Available records:
Content starts

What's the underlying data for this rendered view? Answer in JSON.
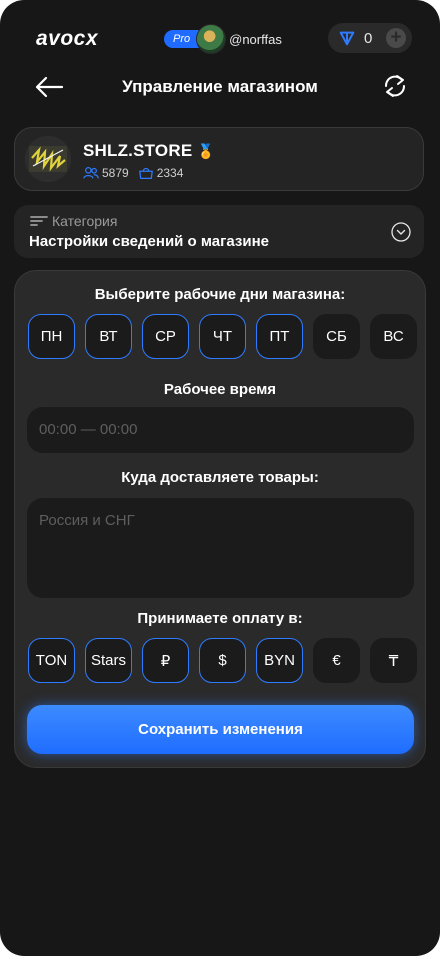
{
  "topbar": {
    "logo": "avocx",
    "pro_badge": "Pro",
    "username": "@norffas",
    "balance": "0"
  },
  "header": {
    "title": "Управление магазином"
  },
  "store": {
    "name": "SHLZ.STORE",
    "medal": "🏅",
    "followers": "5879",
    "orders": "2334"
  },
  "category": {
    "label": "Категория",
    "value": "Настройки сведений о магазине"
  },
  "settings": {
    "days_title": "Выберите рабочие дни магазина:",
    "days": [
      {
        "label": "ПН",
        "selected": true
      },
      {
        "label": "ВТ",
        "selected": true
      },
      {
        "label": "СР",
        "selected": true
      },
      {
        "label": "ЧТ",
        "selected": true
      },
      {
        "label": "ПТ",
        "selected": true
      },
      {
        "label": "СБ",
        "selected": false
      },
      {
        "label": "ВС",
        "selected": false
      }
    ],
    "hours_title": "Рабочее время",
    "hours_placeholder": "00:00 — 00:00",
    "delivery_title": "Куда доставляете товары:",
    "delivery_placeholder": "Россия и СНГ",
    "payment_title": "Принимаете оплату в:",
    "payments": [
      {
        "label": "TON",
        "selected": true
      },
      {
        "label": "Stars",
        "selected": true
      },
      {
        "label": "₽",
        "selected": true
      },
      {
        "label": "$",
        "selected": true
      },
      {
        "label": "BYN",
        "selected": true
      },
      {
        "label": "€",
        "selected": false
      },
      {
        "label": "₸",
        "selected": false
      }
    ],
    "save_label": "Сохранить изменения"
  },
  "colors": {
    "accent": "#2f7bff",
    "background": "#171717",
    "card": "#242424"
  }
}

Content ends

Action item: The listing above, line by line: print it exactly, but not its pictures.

Result for this task:
What's the underlying data for this rendered view? Answer in JSON.
{
  "topbar": {
    "logo": "avocx",
    "pro_badge": "Pro",
    "username": "@norffas",
    "balance": "0"
  },
  "header": {
    "title": "Управление магазином"
  },
  "store": {
    "name": "SHLZ.STORE",
    "medal": "🏅",
    "followers": "5879",
    "orders": "2334"
  },
  "category": {
    "label": "Категория",
    "value": "Настройки сведений о магазине"
  },
  "settings": {
    "days_title": "Выберите рабочие дни магазина:",
    "days": [
      {
        "label": "ПН",
        "selected": true
      },
      {
        "label": "ВТ",
        "selected": true
      },
      {
        "label": "СР",
        "selected": true
      },
      {
        "label": "ЧТ",
        "selected": true
      },
      {
        "label": "ПТ",
        "selected": true
      },
      {
        "label": "СБ",
        "selected": false
      },
      {
        "label": "ВС",
        "selected": false
      }
    ],
    "hours_title": "Рабочее время",
    "hours_placeholder": "00:00 — 00:00",
    "delivery_title": "Куда доставляете товары:",
    "delivery_placeholder": "Россия и СНГ",
    "payment_title": "Принимаете оплату в:",
    "payments": [
      {
        "label": "TON",
        "selected": true
      },
      {
        "label": "Stars",
        "selected": true
      },
      {
        "label": "₽",
        "selected": true
      },
      {
        "label": "$",
        "selected": true
      },
      {
        "label": "BYN",
        "selected": true
      },
      {
        "label": "€",
        "selected": false
      },
      {
        "label": "₸",
        "selected": false
      }
    ],
    "save_label": "Сохранить изменения"
  },
  "colors": {
    "accent": "#2f7bff",
    "background": "#171717",
    "card": "#242424"
  }
}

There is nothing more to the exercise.